A pilot project intended to control the costs of civil litigation, born out of Lord Justice Jackson’s reforms, will launch nationwide in October following the success of the first stage of the programme in Birmingham.
Speaking in London last week, the judge confirmed that the Civil Procedure Rules Committee last month approved a year-long costs management pilot in every Mercantile Court and Technology and Construction Court (TCC).
The likelihood is that costs management – one of the judge’s less controversial reforms – will then be rolled out to other courts. An initial pilot has been running in the Birmingham TCC and Mercantile courts.
The pilot centres on the idea that the parties involved in civil litigation draft a detailed costs budget during each stage of court proceedings. The court then has authority to approve the budget or revise it accordingly.
The process is intended to keep costs in check and potentially eliminate the need for detailed assessment at the end.
The Senior Costs Judge, Peter Hurst, chaired the working party which has produced the practice direction to underpin the pilot.
Lord Justice Jackson told the annual costs conference of Taylor Rose Solicitors and costs consultants Jaggards that the general feedback from practitioners involved in the Birmingham pilot had been “more positive than negative” because all parties can get a decent idea of the costs and budget from an early stage.
There is also a costs management pilot running in defamation cases. Speaking earlier this year at an event hosted by the Association of Costs Lawyers, Master Hurst admitted that the pilot “is throwing up certain problems”, although he said that was the point of having pilots.
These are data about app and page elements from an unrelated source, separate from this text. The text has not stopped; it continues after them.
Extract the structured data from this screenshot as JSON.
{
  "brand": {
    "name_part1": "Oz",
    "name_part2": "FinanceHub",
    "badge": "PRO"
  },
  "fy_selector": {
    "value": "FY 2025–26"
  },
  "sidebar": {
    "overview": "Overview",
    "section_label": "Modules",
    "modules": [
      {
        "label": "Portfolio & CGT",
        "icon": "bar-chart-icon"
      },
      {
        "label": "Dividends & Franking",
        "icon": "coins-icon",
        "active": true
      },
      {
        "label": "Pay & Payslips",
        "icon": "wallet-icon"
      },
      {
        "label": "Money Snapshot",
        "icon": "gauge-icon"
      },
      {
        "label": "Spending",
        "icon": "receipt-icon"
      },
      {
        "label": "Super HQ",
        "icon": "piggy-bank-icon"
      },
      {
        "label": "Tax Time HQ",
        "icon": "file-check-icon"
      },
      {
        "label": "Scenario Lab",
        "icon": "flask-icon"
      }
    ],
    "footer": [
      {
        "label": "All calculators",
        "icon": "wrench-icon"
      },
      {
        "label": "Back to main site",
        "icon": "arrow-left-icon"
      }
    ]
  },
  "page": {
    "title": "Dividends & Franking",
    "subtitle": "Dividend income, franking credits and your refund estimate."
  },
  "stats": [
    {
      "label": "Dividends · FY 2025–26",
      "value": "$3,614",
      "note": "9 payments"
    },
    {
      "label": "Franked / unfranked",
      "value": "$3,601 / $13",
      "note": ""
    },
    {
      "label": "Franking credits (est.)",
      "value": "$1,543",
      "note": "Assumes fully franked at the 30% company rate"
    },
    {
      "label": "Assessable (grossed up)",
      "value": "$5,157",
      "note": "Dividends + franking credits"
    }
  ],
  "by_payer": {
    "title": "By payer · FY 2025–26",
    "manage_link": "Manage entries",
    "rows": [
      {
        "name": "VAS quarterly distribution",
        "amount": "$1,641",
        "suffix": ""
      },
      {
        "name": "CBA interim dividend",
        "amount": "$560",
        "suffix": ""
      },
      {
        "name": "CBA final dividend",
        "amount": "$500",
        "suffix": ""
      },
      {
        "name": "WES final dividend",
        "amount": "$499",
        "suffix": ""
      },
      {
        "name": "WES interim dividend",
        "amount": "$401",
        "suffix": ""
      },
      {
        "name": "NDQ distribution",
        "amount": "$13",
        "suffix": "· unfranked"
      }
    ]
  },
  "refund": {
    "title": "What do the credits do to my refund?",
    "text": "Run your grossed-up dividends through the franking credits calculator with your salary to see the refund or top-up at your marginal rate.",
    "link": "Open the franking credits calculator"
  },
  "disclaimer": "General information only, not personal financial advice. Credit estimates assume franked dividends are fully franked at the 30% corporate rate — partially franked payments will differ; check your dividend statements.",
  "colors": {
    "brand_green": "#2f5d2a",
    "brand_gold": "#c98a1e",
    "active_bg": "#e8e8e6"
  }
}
“On the one hand, both sides may put in high estimates of costs, but neither side takes any point on the size of the other’s budget,” he said. “This may result in budgets being approved which are in fact unreasonable and disproportionate.”
Another Jackson pilot likely to be rolled out introduces the provisional assessment of bills of costs of £25,000 or less. The district judge makes an assessment on the papers, but a party can request an oral hearing if unhappy with the decision – albeit at risk of a penalty if they fail to beat the provisional assessment by at least 20%. The district judge overseeing the pilot, Robert Hill, has said it is working smoothly.